Website and app data records:
-----
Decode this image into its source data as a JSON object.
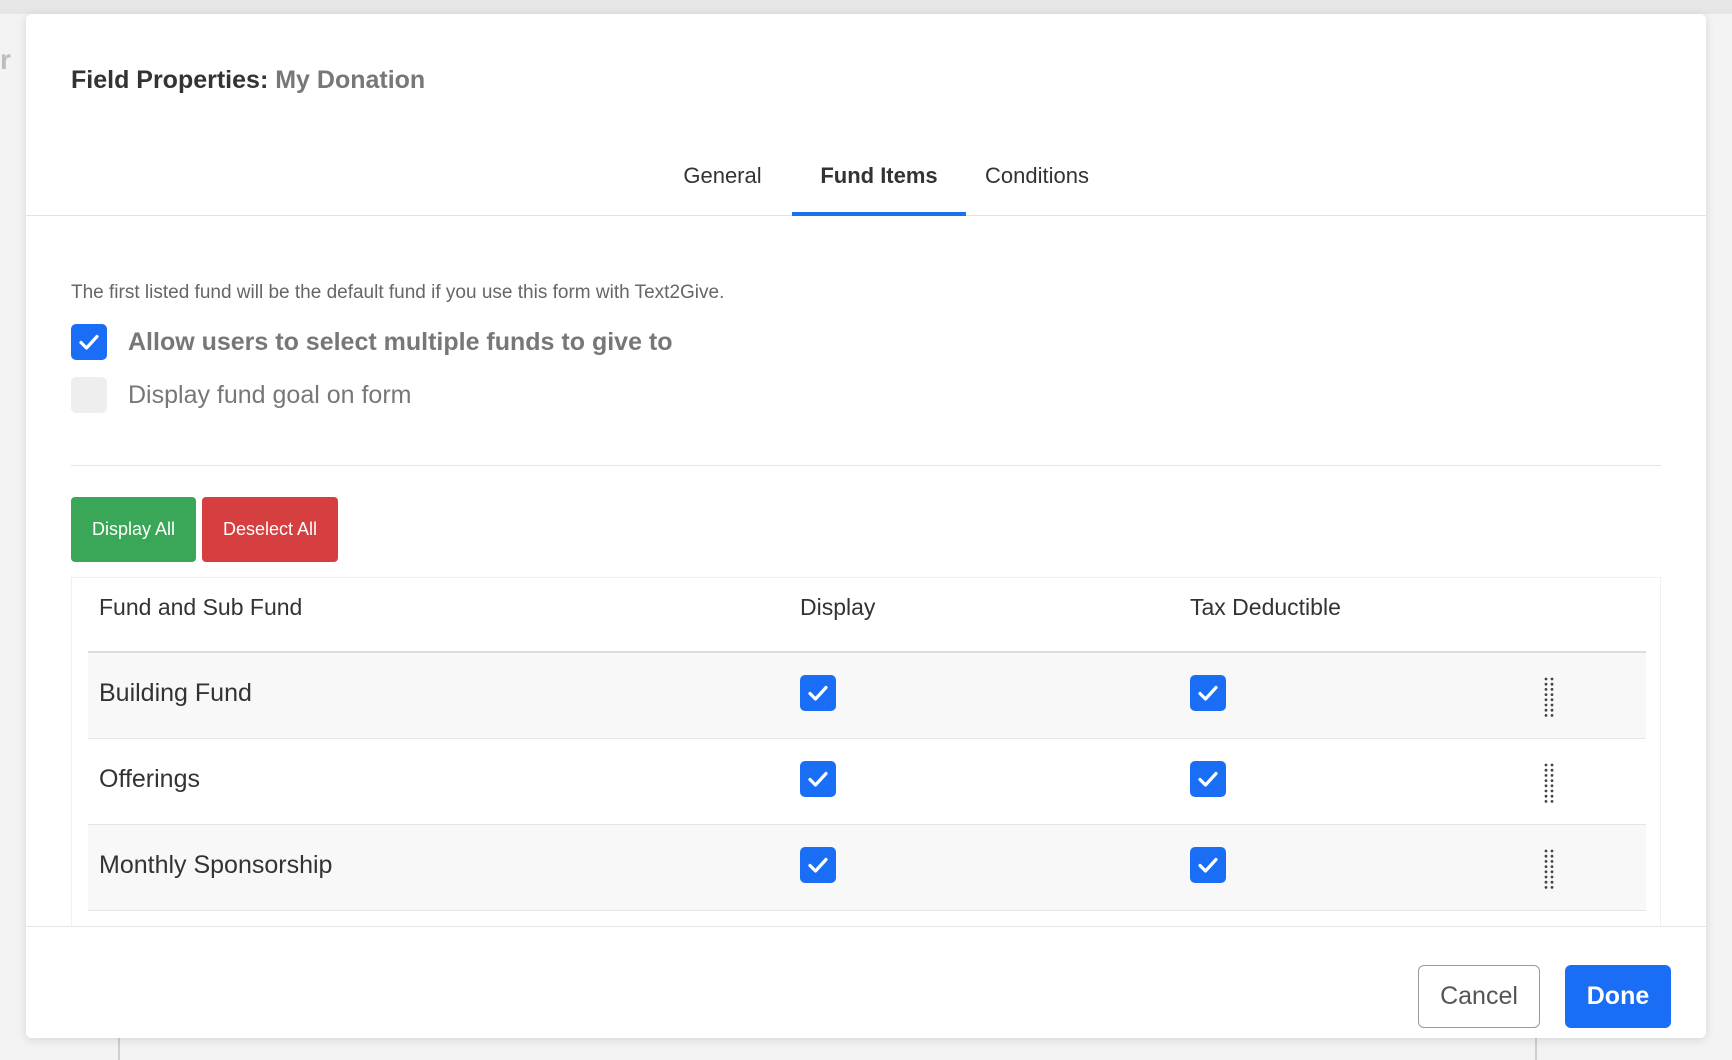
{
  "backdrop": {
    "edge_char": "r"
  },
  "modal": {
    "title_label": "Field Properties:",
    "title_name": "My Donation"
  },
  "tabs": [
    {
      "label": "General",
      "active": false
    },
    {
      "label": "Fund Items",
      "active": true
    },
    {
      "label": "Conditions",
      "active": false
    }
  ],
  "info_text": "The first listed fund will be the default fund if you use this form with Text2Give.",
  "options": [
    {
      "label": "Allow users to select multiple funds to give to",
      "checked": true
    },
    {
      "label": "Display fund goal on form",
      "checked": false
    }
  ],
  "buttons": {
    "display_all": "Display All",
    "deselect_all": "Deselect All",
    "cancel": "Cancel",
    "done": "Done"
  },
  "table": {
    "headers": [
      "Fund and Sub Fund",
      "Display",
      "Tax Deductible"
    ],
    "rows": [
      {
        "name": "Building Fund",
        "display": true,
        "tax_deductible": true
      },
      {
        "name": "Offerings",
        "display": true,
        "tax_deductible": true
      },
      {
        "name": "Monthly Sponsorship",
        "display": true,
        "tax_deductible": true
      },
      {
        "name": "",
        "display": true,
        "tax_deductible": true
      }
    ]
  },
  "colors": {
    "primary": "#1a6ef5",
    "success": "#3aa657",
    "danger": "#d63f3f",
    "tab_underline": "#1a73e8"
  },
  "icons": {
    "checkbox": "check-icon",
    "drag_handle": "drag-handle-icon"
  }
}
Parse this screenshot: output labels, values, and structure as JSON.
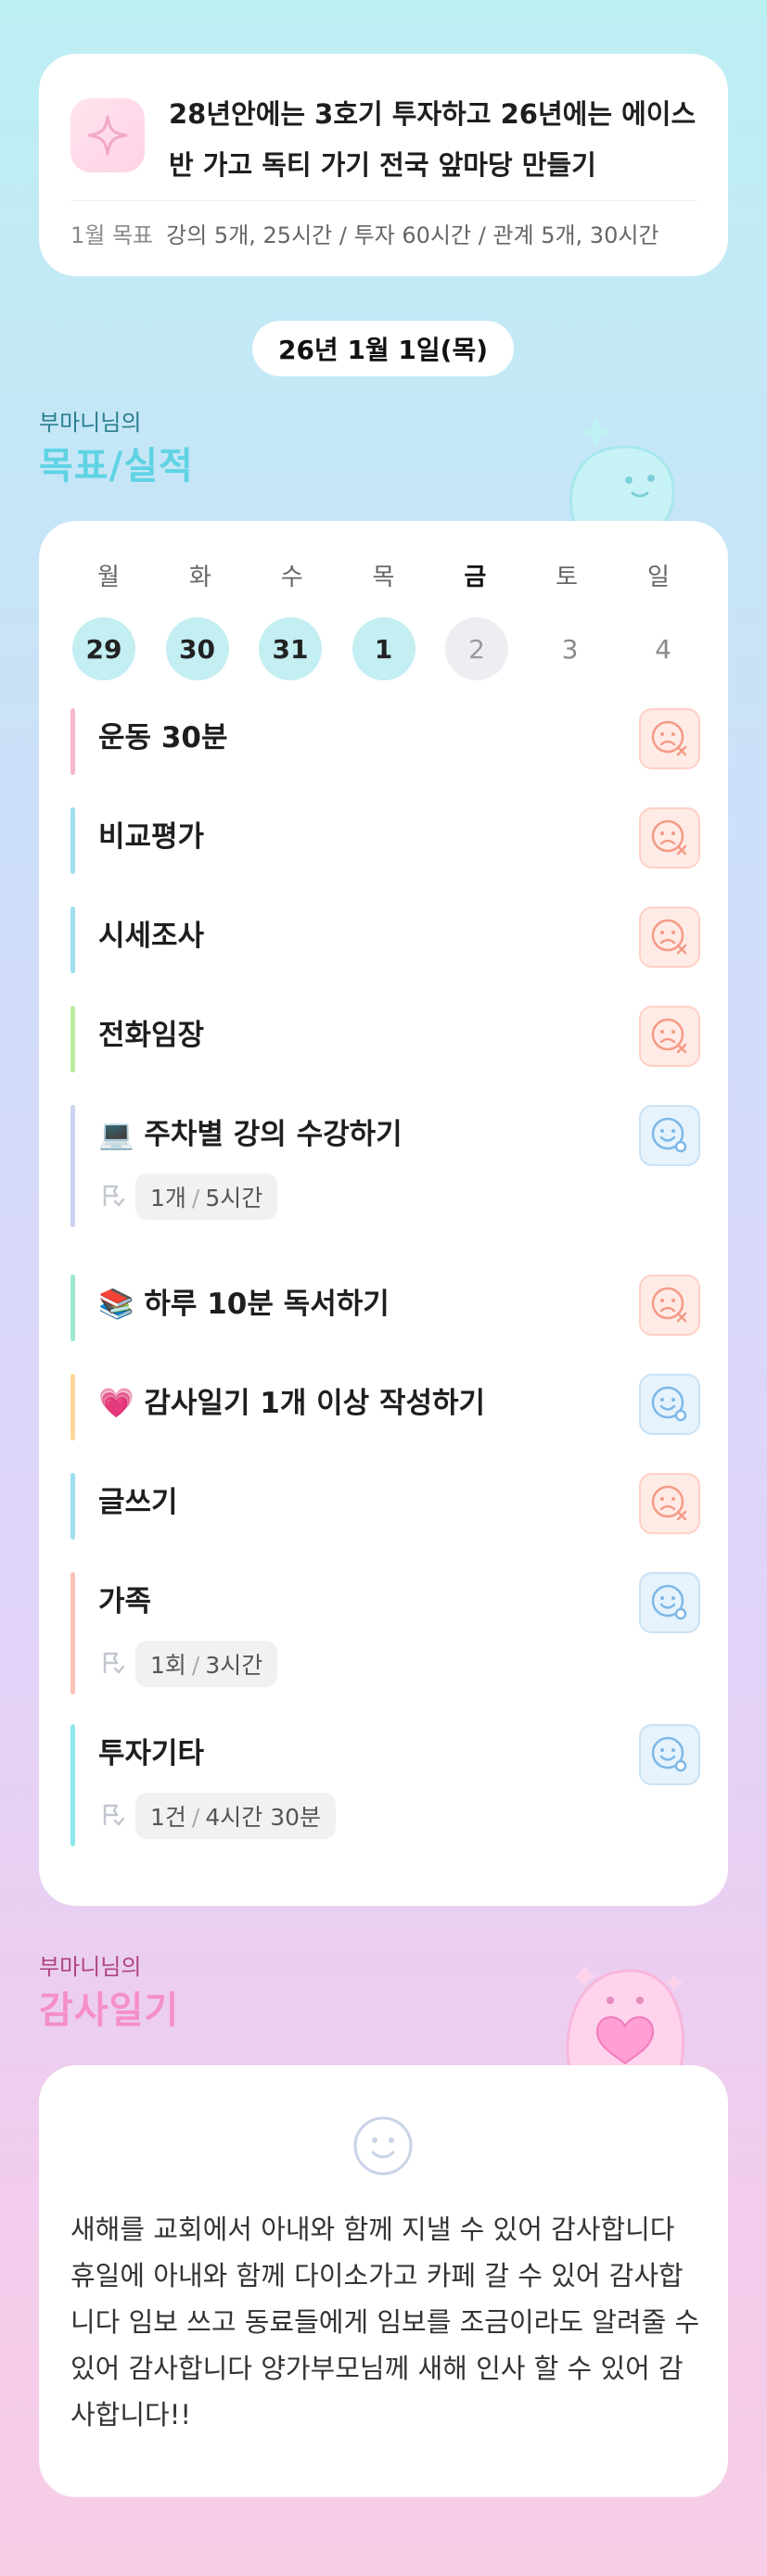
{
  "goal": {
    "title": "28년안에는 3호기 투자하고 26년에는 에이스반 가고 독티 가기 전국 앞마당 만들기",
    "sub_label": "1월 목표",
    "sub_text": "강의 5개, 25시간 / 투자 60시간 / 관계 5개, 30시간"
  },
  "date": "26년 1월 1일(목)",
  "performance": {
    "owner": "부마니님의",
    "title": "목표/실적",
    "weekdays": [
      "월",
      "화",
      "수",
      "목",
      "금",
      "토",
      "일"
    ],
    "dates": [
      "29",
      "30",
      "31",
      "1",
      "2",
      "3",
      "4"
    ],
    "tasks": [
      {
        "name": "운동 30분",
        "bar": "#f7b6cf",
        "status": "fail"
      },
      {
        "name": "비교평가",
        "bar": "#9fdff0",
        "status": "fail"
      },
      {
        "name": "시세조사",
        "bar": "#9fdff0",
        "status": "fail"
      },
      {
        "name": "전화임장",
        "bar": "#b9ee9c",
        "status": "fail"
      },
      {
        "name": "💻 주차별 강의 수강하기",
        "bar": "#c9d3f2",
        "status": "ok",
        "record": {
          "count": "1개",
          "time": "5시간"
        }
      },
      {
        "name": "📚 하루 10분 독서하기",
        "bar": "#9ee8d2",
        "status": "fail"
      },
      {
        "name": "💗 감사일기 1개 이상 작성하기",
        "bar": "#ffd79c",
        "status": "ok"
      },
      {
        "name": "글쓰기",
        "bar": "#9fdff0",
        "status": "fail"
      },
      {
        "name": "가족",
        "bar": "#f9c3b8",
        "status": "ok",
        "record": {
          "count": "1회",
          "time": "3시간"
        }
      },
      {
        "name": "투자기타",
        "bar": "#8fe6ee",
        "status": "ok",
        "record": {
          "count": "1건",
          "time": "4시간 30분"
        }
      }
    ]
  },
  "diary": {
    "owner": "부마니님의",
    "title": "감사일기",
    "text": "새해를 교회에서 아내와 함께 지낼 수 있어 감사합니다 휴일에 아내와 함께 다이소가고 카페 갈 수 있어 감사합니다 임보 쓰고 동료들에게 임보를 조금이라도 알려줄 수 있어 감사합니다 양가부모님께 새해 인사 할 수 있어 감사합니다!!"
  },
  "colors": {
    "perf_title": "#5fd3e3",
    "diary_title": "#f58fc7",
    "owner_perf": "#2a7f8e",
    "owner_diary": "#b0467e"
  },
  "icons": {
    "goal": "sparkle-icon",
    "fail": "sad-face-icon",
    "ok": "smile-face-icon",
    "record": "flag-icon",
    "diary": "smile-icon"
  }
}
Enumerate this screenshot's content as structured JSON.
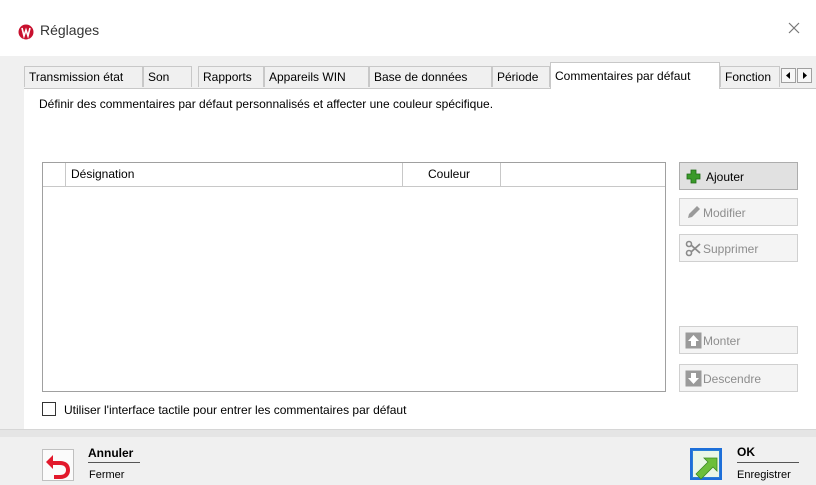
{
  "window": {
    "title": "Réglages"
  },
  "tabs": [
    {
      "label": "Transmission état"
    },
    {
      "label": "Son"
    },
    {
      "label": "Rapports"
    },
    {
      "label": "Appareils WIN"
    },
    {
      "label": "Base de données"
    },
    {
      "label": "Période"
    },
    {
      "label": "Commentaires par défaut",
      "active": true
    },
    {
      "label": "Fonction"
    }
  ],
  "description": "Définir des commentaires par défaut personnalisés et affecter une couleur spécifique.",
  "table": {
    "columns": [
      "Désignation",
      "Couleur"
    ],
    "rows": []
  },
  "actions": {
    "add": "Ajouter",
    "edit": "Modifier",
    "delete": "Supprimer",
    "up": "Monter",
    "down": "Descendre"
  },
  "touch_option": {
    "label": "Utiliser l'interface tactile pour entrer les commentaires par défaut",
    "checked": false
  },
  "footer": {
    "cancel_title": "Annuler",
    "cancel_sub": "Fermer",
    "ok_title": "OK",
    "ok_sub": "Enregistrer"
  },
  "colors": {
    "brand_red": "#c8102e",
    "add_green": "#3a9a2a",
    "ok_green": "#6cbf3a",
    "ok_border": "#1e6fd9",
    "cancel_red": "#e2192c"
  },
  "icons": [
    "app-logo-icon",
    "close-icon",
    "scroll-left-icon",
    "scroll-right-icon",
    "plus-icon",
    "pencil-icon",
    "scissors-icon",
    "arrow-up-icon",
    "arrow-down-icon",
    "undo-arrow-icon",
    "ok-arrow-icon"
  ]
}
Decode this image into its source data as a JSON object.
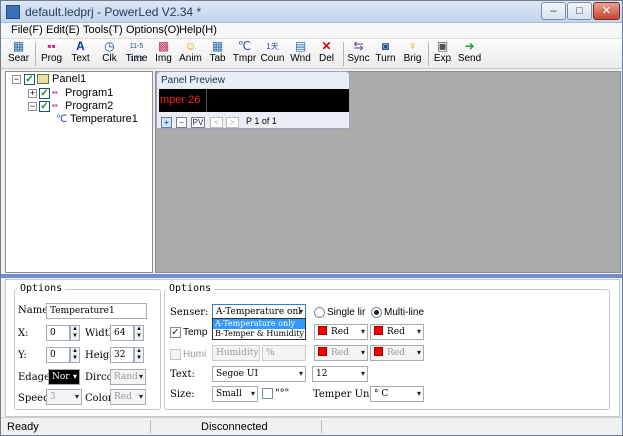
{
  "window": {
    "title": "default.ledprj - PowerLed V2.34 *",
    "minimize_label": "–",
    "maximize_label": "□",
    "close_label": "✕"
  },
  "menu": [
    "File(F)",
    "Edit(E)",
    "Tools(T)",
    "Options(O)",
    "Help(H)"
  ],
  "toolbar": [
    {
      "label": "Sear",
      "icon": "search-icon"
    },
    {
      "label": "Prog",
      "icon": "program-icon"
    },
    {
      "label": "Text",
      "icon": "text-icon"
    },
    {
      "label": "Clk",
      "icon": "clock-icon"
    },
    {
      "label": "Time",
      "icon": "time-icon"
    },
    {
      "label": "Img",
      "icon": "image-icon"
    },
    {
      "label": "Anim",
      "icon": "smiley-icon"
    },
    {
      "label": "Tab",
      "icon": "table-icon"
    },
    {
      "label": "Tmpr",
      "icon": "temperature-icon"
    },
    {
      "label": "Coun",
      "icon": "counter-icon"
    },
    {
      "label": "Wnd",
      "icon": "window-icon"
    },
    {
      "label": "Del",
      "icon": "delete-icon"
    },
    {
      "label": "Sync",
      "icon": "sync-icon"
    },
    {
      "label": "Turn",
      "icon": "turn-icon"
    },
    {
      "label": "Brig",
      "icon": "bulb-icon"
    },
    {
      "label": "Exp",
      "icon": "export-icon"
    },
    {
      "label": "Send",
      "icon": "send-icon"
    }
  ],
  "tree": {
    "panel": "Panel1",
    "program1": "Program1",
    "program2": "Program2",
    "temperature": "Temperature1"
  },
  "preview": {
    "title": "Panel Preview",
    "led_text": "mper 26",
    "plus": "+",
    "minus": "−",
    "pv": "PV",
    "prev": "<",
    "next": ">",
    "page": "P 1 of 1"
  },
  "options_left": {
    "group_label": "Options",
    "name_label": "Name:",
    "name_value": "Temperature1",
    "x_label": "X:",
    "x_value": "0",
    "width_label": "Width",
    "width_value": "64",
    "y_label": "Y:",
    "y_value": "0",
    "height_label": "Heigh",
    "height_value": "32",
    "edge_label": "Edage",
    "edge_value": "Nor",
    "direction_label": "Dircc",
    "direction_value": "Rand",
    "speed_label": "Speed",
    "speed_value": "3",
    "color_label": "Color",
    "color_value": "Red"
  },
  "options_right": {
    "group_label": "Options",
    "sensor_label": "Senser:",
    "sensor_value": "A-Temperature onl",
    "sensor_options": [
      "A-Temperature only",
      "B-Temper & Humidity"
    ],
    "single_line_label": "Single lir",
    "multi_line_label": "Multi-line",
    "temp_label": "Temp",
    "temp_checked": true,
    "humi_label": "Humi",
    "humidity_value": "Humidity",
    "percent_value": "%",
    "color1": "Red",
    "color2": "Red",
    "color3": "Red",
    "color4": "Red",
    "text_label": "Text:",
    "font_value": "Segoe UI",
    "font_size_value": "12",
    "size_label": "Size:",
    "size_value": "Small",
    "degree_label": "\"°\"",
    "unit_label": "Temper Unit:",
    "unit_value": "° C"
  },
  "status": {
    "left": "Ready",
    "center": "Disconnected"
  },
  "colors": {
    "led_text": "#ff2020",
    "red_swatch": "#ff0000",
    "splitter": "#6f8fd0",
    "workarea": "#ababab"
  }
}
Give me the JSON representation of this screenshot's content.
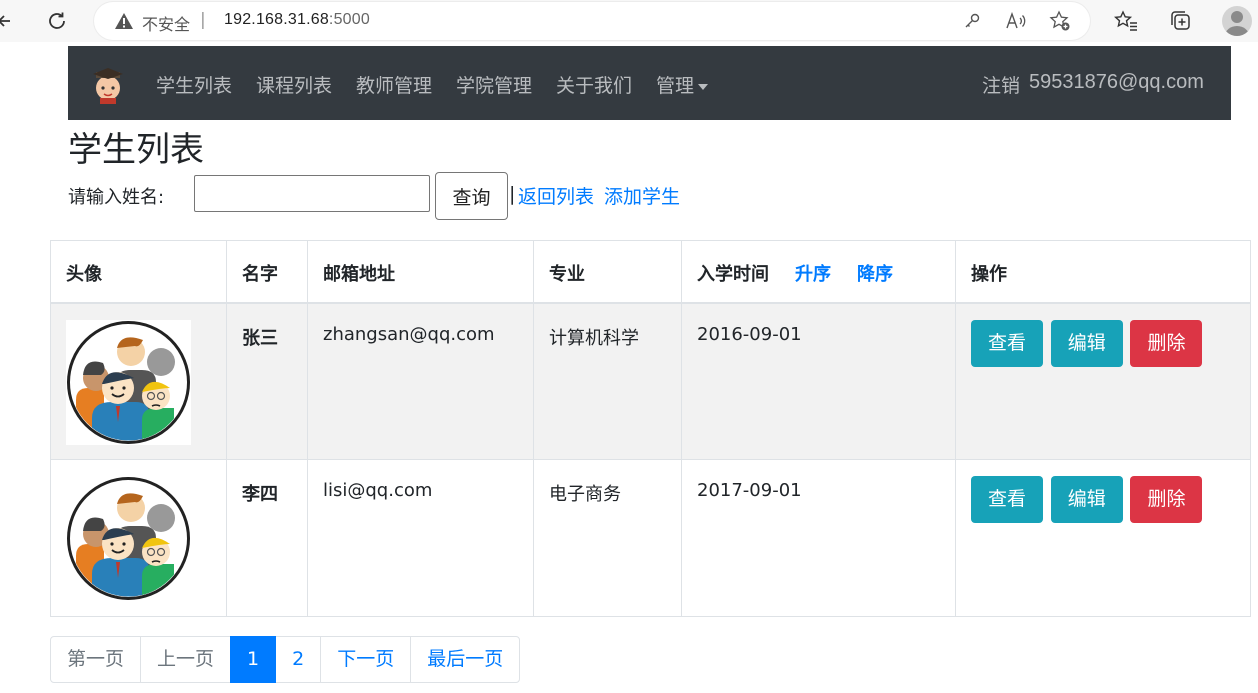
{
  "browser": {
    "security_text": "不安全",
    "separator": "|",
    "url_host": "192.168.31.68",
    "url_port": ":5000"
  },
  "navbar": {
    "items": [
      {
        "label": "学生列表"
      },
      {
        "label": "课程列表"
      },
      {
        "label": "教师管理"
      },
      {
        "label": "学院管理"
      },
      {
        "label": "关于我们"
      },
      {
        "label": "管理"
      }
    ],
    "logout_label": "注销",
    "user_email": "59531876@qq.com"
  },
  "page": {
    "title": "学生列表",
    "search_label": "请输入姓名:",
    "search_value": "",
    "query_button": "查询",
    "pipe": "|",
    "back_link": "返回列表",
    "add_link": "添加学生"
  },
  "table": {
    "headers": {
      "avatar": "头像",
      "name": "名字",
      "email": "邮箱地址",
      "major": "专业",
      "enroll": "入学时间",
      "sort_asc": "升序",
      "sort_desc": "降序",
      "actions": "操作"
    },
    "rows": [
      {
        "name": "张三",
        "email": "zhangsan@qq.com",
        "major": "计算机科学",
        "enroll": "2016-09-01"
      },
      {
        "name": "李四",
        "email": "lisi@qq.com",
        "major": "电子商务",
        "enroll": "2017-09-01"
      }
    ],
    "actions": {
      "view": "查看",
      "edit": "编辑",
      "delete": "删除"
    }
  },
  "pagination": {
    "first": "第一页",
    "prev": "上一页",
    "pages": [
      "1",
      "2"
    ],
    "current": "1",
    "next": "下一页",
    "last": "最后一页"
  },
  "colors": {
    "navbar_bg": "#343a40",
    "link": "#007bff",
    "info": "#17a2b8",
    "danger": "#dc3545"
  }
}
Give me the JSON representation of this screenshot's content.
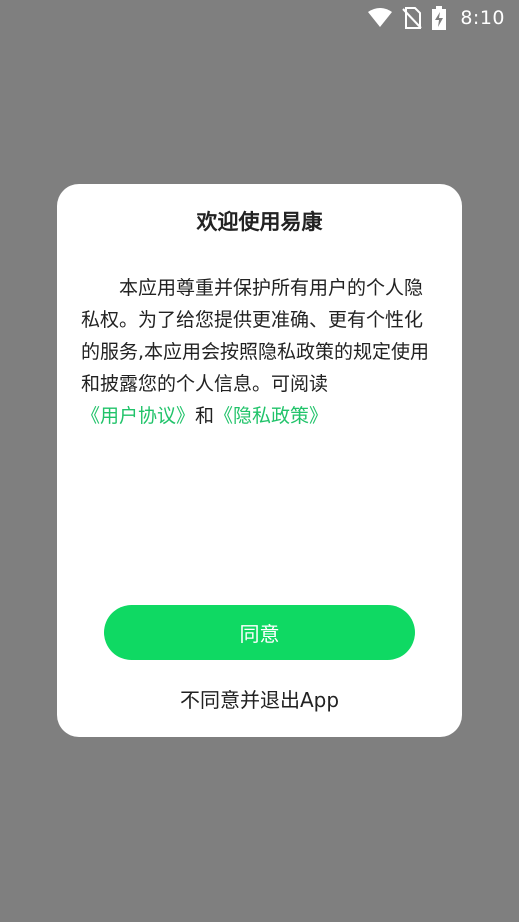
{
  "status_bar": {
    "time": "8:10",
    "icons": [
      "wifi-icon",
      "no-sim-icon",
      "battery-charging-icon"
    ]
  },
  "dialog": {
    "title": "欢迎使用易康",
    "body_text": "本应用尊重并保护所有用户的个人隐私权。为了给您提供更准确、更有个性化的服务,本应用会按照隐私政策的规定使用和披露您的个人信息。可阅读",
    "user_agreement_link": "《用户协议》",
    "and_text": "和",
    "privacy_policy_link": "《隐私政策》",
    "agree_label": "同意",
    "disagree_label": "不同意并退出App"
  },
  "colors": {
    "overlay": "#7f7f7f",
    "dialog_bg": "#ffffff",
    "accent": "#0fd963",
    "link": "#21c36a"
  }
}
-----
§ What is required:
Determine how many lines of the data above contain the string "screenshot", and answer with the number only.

§ Finished task:
4